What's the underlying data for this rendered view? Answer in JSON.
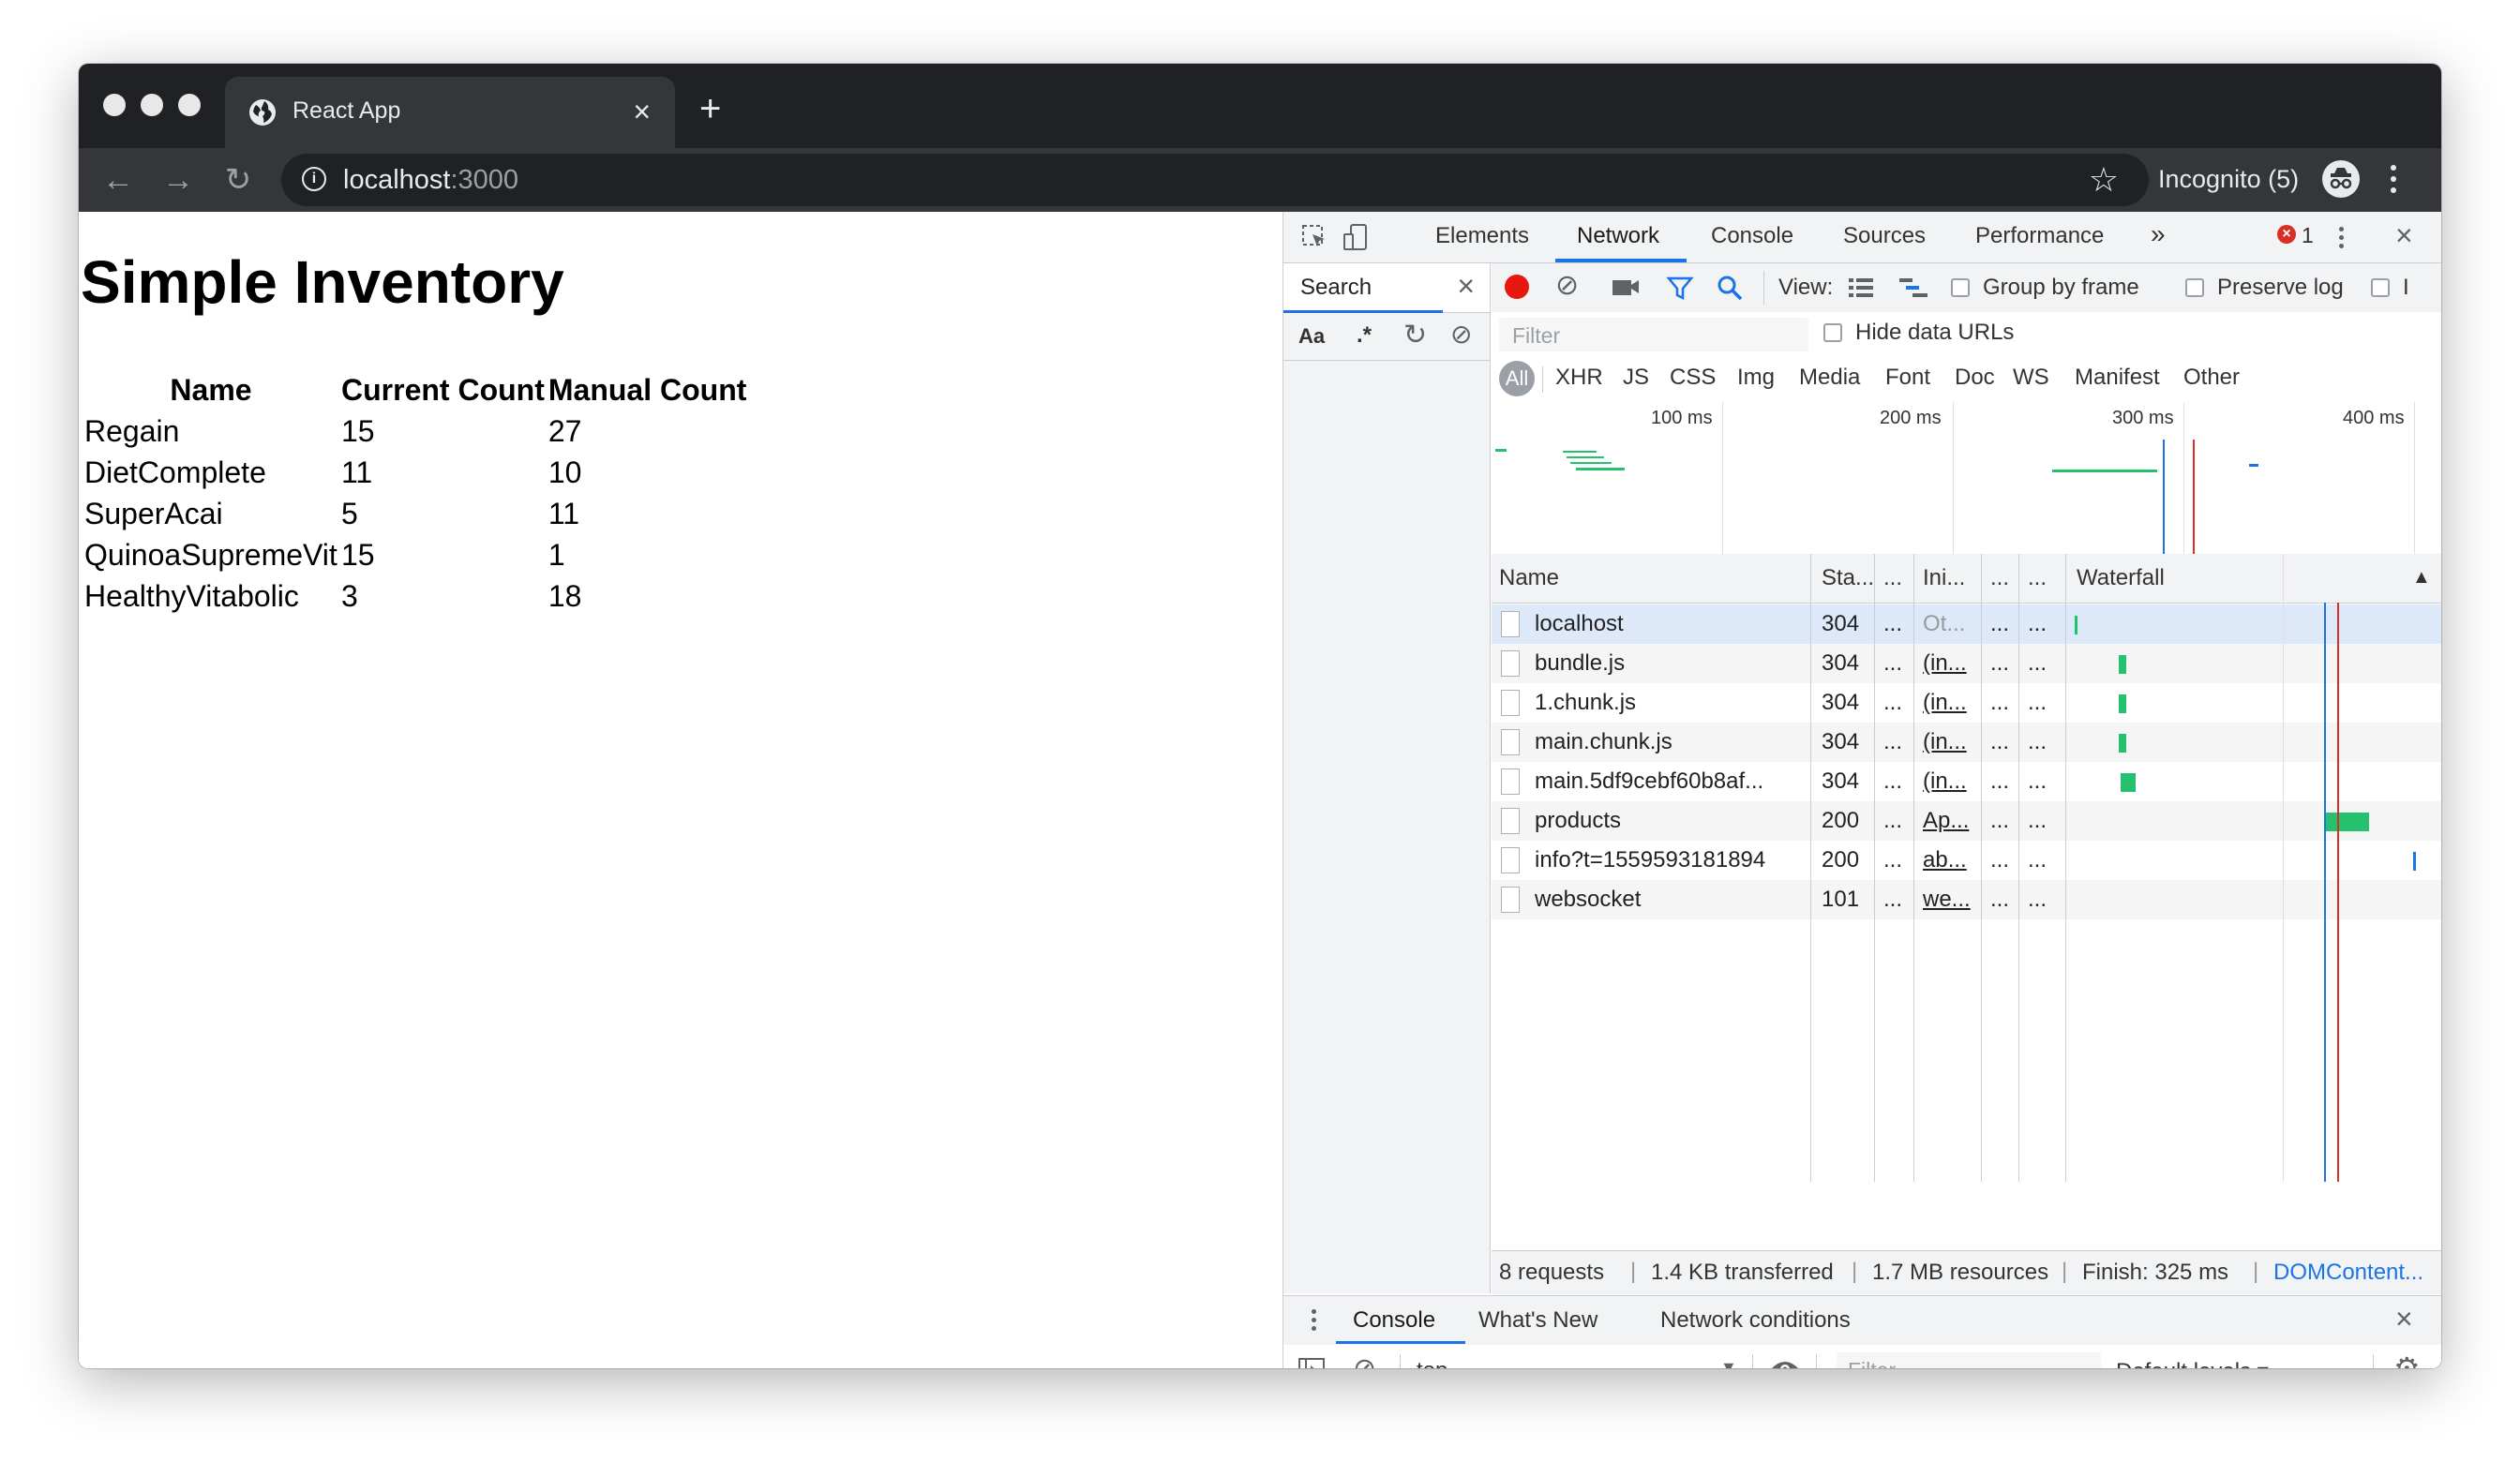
{
  "browser": {
    "tab_title": "React App",
    "url_host": "localhost",
    "url_port": ":3000",
    "incognito_label": "Incognito (5)"
  },
  "page": {
    "title": "Simple Inventory",
    "columns": [
      "Name",
      "Current Count",
      "Manual Count"
    ],
    "rows": [
      [
        "Regain",
        "15",
        "27"
      ],
      [
        "DietComplete",
        "11",
        "10"
      ],
      [
        "SuperAcai",
        "5",
        "11"
      ],
      [
        "QuinoaSupremeVit",
        "15",
        "1"
      ],
      [
        "HealthyVitabolic",
        "3",
        "18"
      ]
    ]
  },
  "devtools": {
    "tabs": [
      "Elements",
      "Network",
      "Console",
      "Sources",
      "Performance"
    ],
    "active_tab": "Network",
    "more_tabs": "»",
    "error_count": "1",
    "search": {
      "label": "Search",
      "case_toggle": "Aa",
      "regex_toggle": ".*"
    },
    "toolbar": {
      "view_label": "View:",
      "group_by_frame": "Group by frame",
      "preserve_log": "Preserve log",
      "disable_cache_partial": "I"
    },
    "filter": {
      "placeholder": "Filter",
      "hide_data_urls": "Hide data URLs",
      "types": [
        "All",
        "XHR",
        "JS",
        "CSS",
        "Img",
        "Media",
        "Font",
        "Doc",
        "WS",
        "Manifest",
        "Other"
      ]
    },
    "overview_ticks": [
      "100 ms",
      "200 ms",
      "300 ms",
      "400 ms"
    ],
    "grid": {
      "headers": [
        "Name",
        "Sta...",
        "...",
        "Ini...",
        "...",
        "...",
        "Waterfall"
      ],
      "rows": [
        {
          "name": "localhost",
          "status": "304",
          "c3": "...",
          "initiator": "Ot...",
          "c5": "...",
          "c6": "...",
          "wf_start": 0.01,
          "wf_len": 0.005
        },
        {
          "name": "bundle.js",
          "status": "304",
          "c3": "...",
          "initiator": "(in...",
          "c5": "...",
          "c6": "...",
          "wf_start": 0.13,
          "wf_len": 0.02
        },
        {
          "name": "1.chunk.js",
          "status": "304",
          "c3": "...",
          "initiator": "(in...",
          "c5": "...",
          "c6": "...",
          "wf_start": 0.13,
          "wf_len": 0.02
        },
        {
          "name": "main.chunk.js",
          "status": "304",
          "c3": "...",
          "initiator": "(in...",
          "c5": "...",
          "c6": "...",
          "wf_start": 0.13,
          "wf_len": 0.02
        },
        {
          "name": "main.5df9cebf60b8af...",
          "status": "304",
          "c3": "...",
          "initiator": "(in...",
          "c5": "...",
          "c6": "...",
          "wf_start": 0.135,
          "wf_len": 0.04
        },
        {
          "name": "products",
          "status": "200",
          "c3": "...",
          "initiator": "Ap...",
          "c5": "...",
          "c6": "...",
          "wf_start": 0.69,
          "wf_len": 0.12
        },
        {
          "name": "info?t=1559593181894",
          "status": "200",
          "c3": "...",
          "initiator": "ab...",
          "c5": "...",
          "c6": "...",
          "wf_start": 0.93,
          "wf_len": 0.006
        },
        {
          "name": "websocket",
          "status": "101",
          "c3": "...",
          "initiator": "we...",
          "c5": "...",
          "c6": "...",
          "wf_start": null,
          "wf_len": null
        }
      ]
    },
    "summary": {
      "requests": "8 requests",
      "transferred": "1.4 KB transferred",
      "resources": "1.7 MB resources",
      "finish": "Finish: 325 ms",
      "domcontent": "DOMContent..."
    },
    "drawer": {
      "tabs": [
        "Console",
        "What's New",
        "Network conditions"
      ],
      "context": "top",
      "filter_placeholder": "Filter",
      "levels": "Default levels ▾"
    }
  },
  "colors": {
    "chrome_dark": "#202124",
    "chrome_toolbar": "#35363a",
    "accent_blue": "#1a73e8",
    "record_red": "#e8160c",
    "waterfall_green": "#25c16f",
    "selected_row": "#dde8f8"
  }
}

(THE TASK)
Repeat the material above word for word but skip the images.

(ANSWER TO THIS TASK)
What's the underlying data for this rendered view? Answer in JSON.
{
  "browser": {
    "tab_title": "React App",
    "url_host": "localhost",
    "url_port": ":3000",
    "incognito_label": "Incognito (5)"
  },
  "page": {
    "title": "Simple Inventory",
    "columns": [
      "Name",
      "Current Count",
      "Manual Count"
    ],
    "rows": [
      [
        "Regain",
        "15",
        "27"
      ],
      [
        "DietComplete",
        "11",
        "10"
      ],
      [
        "SuperAcai",
        "5",
        "11"
      ],
      [
        "QuinoaSupremeVit",
        "15",
        "1"
      ],
      [
        "HealthyVitabolic",
        "3",
        "18"
      ]
    ]
  },
  "devtools": {
    "tabs": [
      "Elements",
      "Network",
      "Console",
      "Sources",
      "Performance"
    ],
    "active_tab": "Network",
    "more_tabs": "»",
    "error_count": "1",
    "search": {
      "label": "Search",
      "case_toggle": "Aa",
      "regex_toggle": ".*"
    },
    "toolbar": {
      "view_label": "View:",
      "group_by_frame": "Group by frame",
      "preserve_log": "Preserve log",
      "disable_cache_partial": "I"
    },
    "filter": {
      "placeholder": "Filter",
      "hide_data_urls": "Hide data URLs",
      "types": [
        "All",
        "XHR",
        "JS",
        "CSS",
        "Img",
        "Media",
        "Font",
        "Doc",
        "WS",
        "Manifest",
        "Other"
      ]
    },
    "overview_ticks": [
      "100 ms",
      "200 ms",
      "300 ms",
      "400 ms"
    ],
    "grid": {
      "headers": [
        "Name",
        "Sta...",
        "...",
        "Ini...",
        "...",
        "...",
        "Waterfall"
      ],
      "rows": [
        {
          "name": "localhost",
          "status": "304",
          "c3": "...",
          "initiator": "Ot...",
          "c5": "...",
          "c6": "...",
          "wf_start": 0.01,
          "wf_len": 0.005
        },
        {
          "name": "bundle.js",
          "status": "304",
          "c3": "...",
          "initiator": "(in...",
          "c5": "...",
          "c6": "...",
          "wf_start": 0.13,
          "wf_len": 0.02
        },
        {
          "name": "1.chunk.js",
          "status": "304",
          "c3": "...",
          "initiator": "(in...",
          "c5": "...",
          "c6": "...",
          "wf_start": 0.13,
          "wf_len": 0.02
        },
        {
          "name": "main.chunk.js",
          "status": "304",
          "c3": "...",
          "initiator": "(in...",
          "c5": "...",
          "c6": "...",
          "wf_start": 0.13,
          "wf_len": 0.02
        },
        {
          "name": "main.5df9cebf60b8af...",
          "status": "304",
          "c3": "...",
          "initiator": "(in...",
          "c5": "...",
          "c6": "...",
          "wf_start": 0.135,
          "wf_len": 0.04
        },
        {
          "name": "products",
          "status": "200",
          "c3": "...",
          "initiator": "Ap...",
          "c5": "...",
          "c6": "...",
          "wf_start": 0.69,
          "wf_len": 0.12
        },
        {
          "name": "info?t=1559593181894",
          "status": "200",
          "c3": "...",
          "initiator": "ab...",
          "c5": "...",
          "c6": "...",
          "wf_start": 0.93,
          "wf_len": 0.006
        },
        {
          "name": "websocket",
          "status": "101",
          "c3": "...",
          "initiator": "we...",
          "c5": "...",
          "c6": "...",
          "wf_start": null,
          "wf_len": null
        }
      ]
    },
    "summary": {
      "requests": "8 requests",
      "transferred": "1.4 KB transferred",
      "resources": "1.7 MB resources",
      "finish": "Finish: 325 ms",
      "domcontent": "DOMContent..."
    },
    "drawer": {
      "tabs": [
        "Console",
        "What's New",
        "Network conditions"
      ],
      "context": "top",
      "filter_placeholder": "Filter",
      "levels": "Default levels ▾"
    }
  },
  "colors": {
    "chrome_dark": "#202124",
    "chrome_toolbar": "#35363a",
    "accent_blue": "#1a73e8",
    "record_red": "#e8160c",
    "waterfall_green": "#25c16f",
    "selected_row": "#dde8f8"
  }
}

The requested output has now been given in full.